Crowds Build In Dueling Protests In Portland A Week After Train Stabbings

PORTLAND, Ore. (CNN) — Tensions continued to build one week after a deadly stabbing in Portland, Oregon, as large crowds gathered downtown Sunday (June 4) for dueling protests.

A heavy police presence of armed officers in tactical gear lined the streets around City Hall as supporters of President Donald Trump and counter-protesters gathered in four scheduled rallies. They carried signs reflecting a variety of causes from “Skinheads against racial prejudice” to “Make America Great Again.”

“We don’t want any fighting,” said Margie Fletcher, the mother of a man wounded last week on a Portland train. “We hope and pray that both sides try to keep in mind that in the big picture it might be easy to forget with all the emotions running high that we all have the same basic needs.”

It has been nine days since Fletcher’s son, Micah, was wounded and two others killed after they tried to defend two Muslim train riders. Jeremy Joseph Christian, 35, accosted the women in what Portland police called “hate speech toward a variety of ethnicities and religions.”

Christian faces charges including two counts of aggravated murder, attempted murder, two counts of second-degree intimidation and being a felon in possession of a restricted weapon, police say.

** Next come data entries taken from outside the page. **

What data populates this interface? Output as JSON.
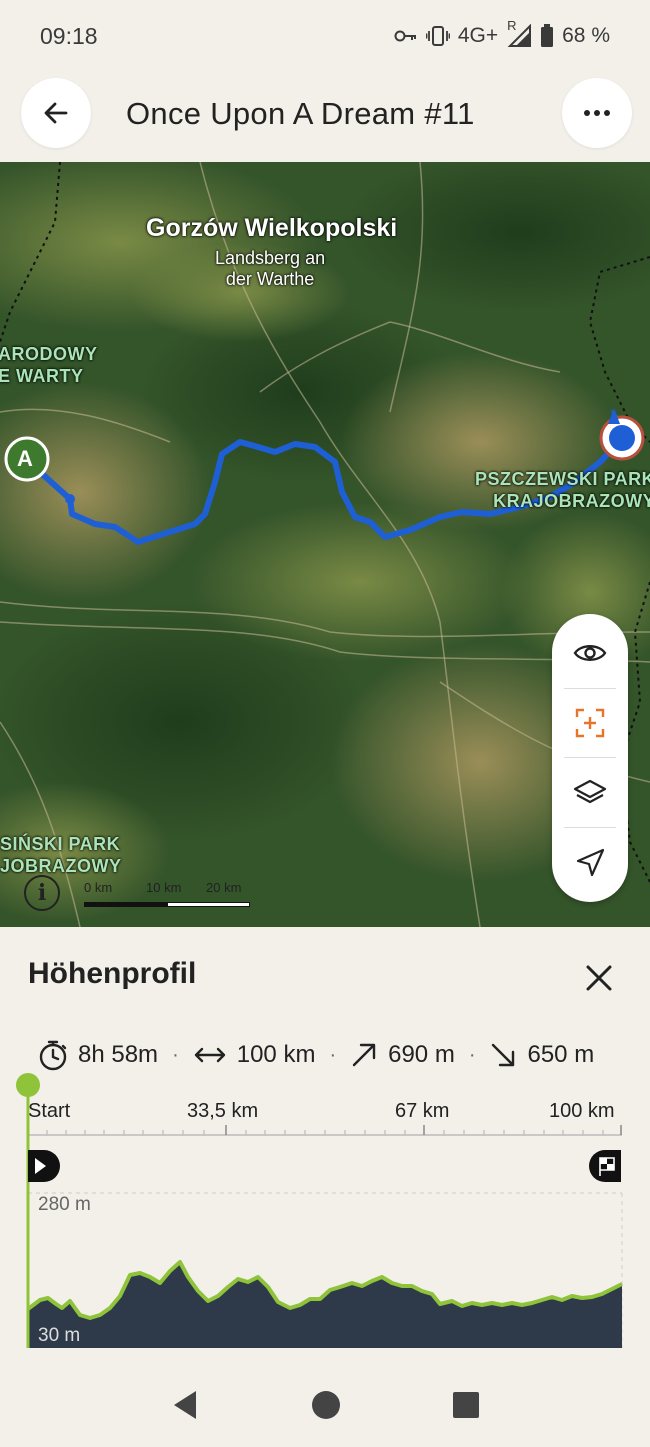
{
  "status": {
    "time": "09:18",
    "network": "4G+",
    "roaming": "R",
    "battery": "68 %"
  },
  "header": {
    "title": "Once Upon A Dream #11"
  },
  "map": {
    "city": "Gorzów Wielkopolski",
    "city_alt_line1": "Landsberg an",
    "city_alt_line2": "der Warthe",
    "park_left_top_line1": "ARODOWY",
    "park_left_top_line2": "E WARTY",
    "park_right_line1": "PSZCZEWSKI PARK",
    "park_right_line2": "KRAJOBRAZOWY",
    "park_left_bottom_line1": "SIŃSKI PARK",
    "park_left_bottom_line2": "JOBRAZOWY",
    "start_marker": "A",
    "info_label": "i",
    "scale_labels": [
      "0 km",
      "10 km",
      "20 km"
    ]
  },
  "sheet": {
    "title": "Höhenprofil",
    "stats": {
      "duration": "8h 58m",
      "distance": "100 km",
      "ascent": "690 m",
      "descent": "650 m"
    },
    "separator": "·",
    "axis_labels": [
      "Start",
      "33,5 km",
      "67 km",
      "100 km"
    ],
    "elevation_max": "280 m",
    "elevation_min": "30 m"
  },
  "colors": {
    "route": "#1f5fd6",
    "elevation_line": "#8fc33a",
    "elevation_fill": "#2e3a4a",
    "accent_orange": "#e8742a"
  }
}
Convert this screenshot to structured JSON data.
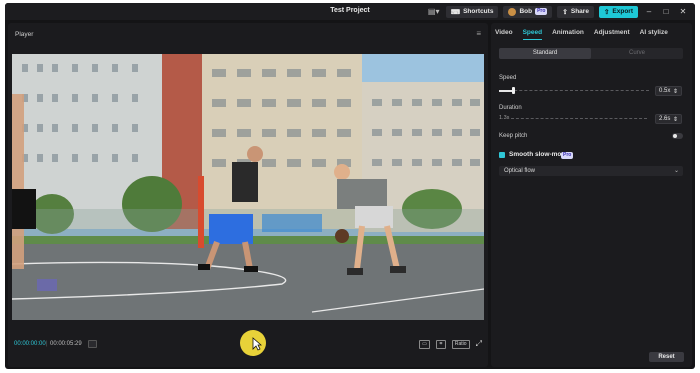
{
  "titlebar": {
    "title": "Test Project",
    "shortcuts_label": "Shortcuts",
    "user_name": "Bob",
    "user_badge": "Pro",
    "share_label": "Share",
    "export_label": "Export"
  },
  "player": {
    "header": "Player",
    "timecode_current": "00:00:00:00",
    "timecode_total": "00:00:05:29",
    "ratio_label": "Ratio",
    "full_label": "Full"
  },
  "inspector": {
    "tabs": [
      "Video",
      "Speed",
      "Animation",
      "Adjustment",
      "AI stylize"
    ],
    "active_tab": "Speed",
    "segments": [
      "Standard",
      "Curve"
    ],
    "speed_label": "Speed",
    "speed_value": "0.5x",
    "duration_label": "Duration",
    "duration_original": "1.3s",
    "duration_value": "2.6s",
    "keep_pitch_label": "Keep pitch",
    "smooth_label": "Smooth slow-mo",
    "smooth_badge": "Pro",
    "method_value": "Optical flow",
    "reset_label": "Reset"
  },
  "colors": {
    "accent": "#2fc7d6",
    "export": "#1ec8d6",
    "panel": "#1b1b1e",
    "background": "#141416"
  }
}
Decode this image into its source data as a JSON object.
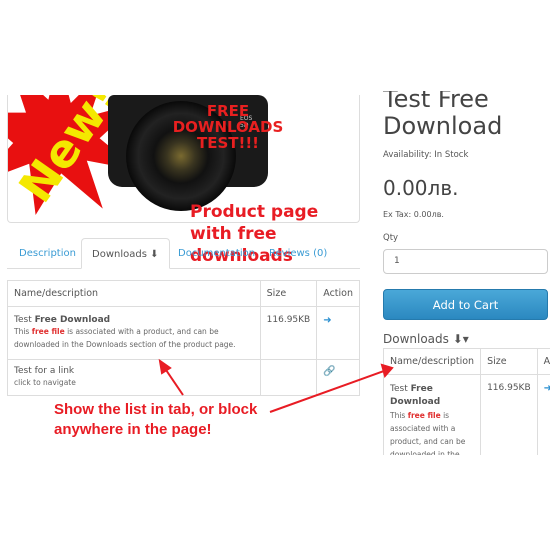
{
  "product_image": {
    "badge_text": "New!",
    "overlay_text": "FREE DOWNLOADS TEST!!!",
    "camera_model": "EOS 5D"
  },
  "annotations": {
    "top": "Product page with free downloads",
    "bottom_line1": "Show the list in tab, or block",
    "bottom_line2": "anywhere in the page!",
    "color": "#e81c24"
  },
  "tabs": [
    {
      "label": "Description"
    },
    {
      "label": "Downloads",
      "active": true,
      "icon": "download-icon"
    },
    {
      "label": "Documentation"
    },
    {
      "label": "Reviews (0)"
    }
  ],
  "downloads_table": {
    "headers": [
      "Name/description",
      "Size",
      "Action"
    ],
    "rows": [
      {
        "name_prefix": "Test ",
        "name_bold": "Free Download",
        "desc_pre": "This ",
        "desc_red": "free file",
        "desc_post": " is associated with a product, and can be downloaded in the Downloads section of the product page.",
        "size": "116.95KB",
        "action_icon": "sign-in-icon"
      },
      {
        "name_prefix": "Test for a link",
        "desc_post": "click to navigate",
        "size": "",
        "action_icon": "link-icon"
      }
    ]
  },
  "product": {
    "title": "Test Free Download",
    "availability": "Availability: In Stock",
    "price": "0.00лв.",
    "ex_tax": "Ex Tax: 0.00лв.",
    "qty_label": "Qty",
    "qty_value": "1",
    "add_to_cart": "Add to Cart",
    "accent": "#3a9bd4"
  },
  "downloads_block": {
    "title": "Downloads",
    "headers": [
      "Name/description",
      "Size",
      "Action"
    ],
    "row": {
      "name_prefix": "Test ",
      "name_bold": "Free Download",
      "desc_pre": "This ",
      "desc_red": "free file",
      "desc_post": " is associated with a product, and can be downloaded in the Downloads section of the product page.",
      "size": "116.95KB"
    }
  }
}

Potential clashes
Signs of animosity among the groups holding rallies began to emerge last week in online forums. The tensions put police on high alert and prompted the mayor to call on the federal government to revoke the permit for a pro-Trump group.

Federal officials declined the request, saying there was no legal basis to revoke the permit for “Patriot Prayer.”

“I’m a strong supporter of the First Amendment no matter what the views are that are being expressed,” Mayor Ted Wheeler told HLN on Friday, “but given the timing of this rally, I believed we had a case to make about the threats to public safety.”

Wheeler also called on protest organizer Joey Gibson to postpone the event. But Gibson told CNN that he hears concerns of violence at every public event he holds.

“Every single time I throw a rally, every single march, it’s the same thing,” he said Wednesday. “That what I’m going to do is dangerous, what I’m going to do is dangerous for the city because we are going to provoke other people to be violent against us.”

It’s not true, he says. His group — which isn’t racist or alt-right, he says — shouldn’t be held responsible for the actions of counter-demonstrators.

He said Patriot Prayer will have its own security to make sure his people stay in line.

A ‘robust’ police presence
Portland Police Chief Mike Marshmann promised a “robust” law enforcement presence.

“We’re going to have the groups come downtown and do our best to keep them separated,” Marshmann said. “Have their events go as planned, and hopefully everybody goes home safe and won’t be injured.”

Authorities warned people coming to the events not to bring weapons or anything that can be perceived as a possible weapon (bats, fireworks, poles, rocks and sticks).

The Patriot Prayer event, called The Trump Free Speech Rally, is being held at Terry D. Schrunk Plaza, which is federal property where guns are barred. Agents from the Department of Homeland Security and Federal Protective Service will be on hand.